If you want to make money, buy stock in a railroad company. It is the single most profitable business in America. Not oil, not automobiles. Railroads. So we have to demand from these railroads, from the people in Washington: “Pass the Rail Safety Act.” Is it the best thing? No, but it’s better than what you’ve got now. So you’ve got to move step by step in one direction. Everyone here has got to make that commitment. Call your senator, call your congressperson and say, “Pass this.”

— Chris Silvera, president of International Brotherhood of Teamsters Local 808

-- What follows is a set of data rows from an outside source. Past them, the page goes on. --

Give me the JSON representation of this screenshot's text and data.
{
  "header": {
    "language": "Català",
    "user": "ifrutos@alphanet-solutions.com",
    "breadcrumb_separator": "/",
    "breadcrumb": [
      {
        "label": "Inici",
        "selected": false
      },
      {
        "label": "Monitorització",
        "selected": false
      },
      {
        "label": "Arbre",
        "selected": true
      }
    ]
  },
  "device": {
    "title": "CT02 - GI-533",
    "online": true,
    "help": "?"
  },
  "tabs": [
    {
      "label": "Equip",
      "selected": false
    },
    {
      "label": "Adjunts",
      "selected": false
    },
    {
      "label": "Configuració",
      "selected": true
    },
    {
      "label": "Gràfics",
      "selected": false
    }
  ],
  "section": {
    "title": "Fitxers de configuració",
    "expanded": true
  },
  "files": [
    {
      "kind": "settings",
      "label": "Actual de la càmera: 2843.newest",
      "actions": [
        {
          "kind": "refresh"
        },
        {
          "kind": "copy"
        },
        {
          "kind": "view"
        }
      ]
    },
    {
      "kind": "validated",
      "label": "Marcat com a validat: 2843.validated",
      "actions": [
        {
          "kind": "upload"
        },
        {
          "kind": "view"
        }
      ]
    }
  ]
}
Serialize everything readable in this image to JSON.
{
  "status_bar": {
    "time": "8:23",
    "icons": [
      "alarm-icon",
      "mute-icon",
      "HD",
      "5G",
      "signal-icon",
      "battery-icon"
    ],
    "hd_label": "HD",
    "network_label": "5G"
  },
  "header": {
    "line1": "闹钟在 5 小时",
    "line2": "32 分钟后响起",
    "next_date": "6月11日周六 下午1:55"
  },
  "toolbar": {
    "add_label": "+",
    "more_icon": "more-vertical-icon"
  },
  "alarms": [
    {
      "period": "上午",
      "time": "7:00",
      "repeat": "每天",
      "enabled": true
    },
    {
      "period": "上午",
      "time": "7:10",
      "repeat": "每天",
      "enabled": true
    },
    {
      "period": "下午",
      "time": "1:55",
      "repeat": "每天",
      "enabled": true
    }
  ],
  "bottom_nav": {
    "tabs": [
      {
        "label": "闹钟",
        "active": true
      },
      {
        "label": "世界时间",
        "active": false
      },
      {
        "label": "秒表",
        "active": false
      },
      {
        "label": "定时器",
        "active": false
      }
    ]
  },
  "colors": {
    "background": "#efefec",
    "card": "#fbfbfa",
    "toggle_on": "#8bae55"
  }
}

Corporate greed has taken over here. They [the railroad companies] cannot make enough money. In the last five years they’ve probably furloughed about [2,000] to 3,000 of just machinists that work on the railroads — Norfolk Southern, CSX, BNSF and Union Pacific. It just never seems to be enough. They just keep cutting and cutting away from the maintenance they used to do. And what happened here is the result of the lack of maintenance. This is what we end up with.

— Andrew W. Sandberg, president and directing general chairman of District Lodge 19, International Association of Machinists and Aerospace Workers

Penny Logsdon, president of the Lee County (Iowa) Labor Chapter. (Steve Mellon/Pittsburgh Union Progress)

We would not be here if it wasn’t for the residents and victims who stood up. I want you to know how proud I am of you who stood up and organized and organized and then organized more. And continued to share what the Norfolk Southern freight train derailment did to you, did to your citizens, your community, the surrounding 20-mile area and the workers.

— Penny Logsdon, president of the Lee County (Iowa) Labor Chapter


Right now, for the safety and well-being of the community, health care should be the No. 1 priority so that any ill effects to your health from what you’ve been exposed to can be headed off before they become too serious. There are several different mechanisms to do that.

On the federal level, we’ve got legislation that can be utilized to get you health care. On the state level, there are two states right now — Connecticut and Arizona — that are trying to wipe out medical debt for their constituents. Now, if those states can do something as expensive as wiping out medical debt for the whole state, then the state of Ohio can provide health care for the citizens of East Palestine, especially after this catastrophe, when they can eventually recover the costs from Norfolk Southern.

— Jeff Kurtz, retired railroad engineer, union member and former Iowa state representative

Steve is a photojournalist and writer for the Pittsburgh Post-Gazette, but he is currently on strike and working as a Union Progress co-editor. Reach him at

Steve Mellon

Steve is a photojournalist and writer for the Pittsburgh Post-Gazette, but he is currently on strike and working as a Union Progress co-editor. Reach him at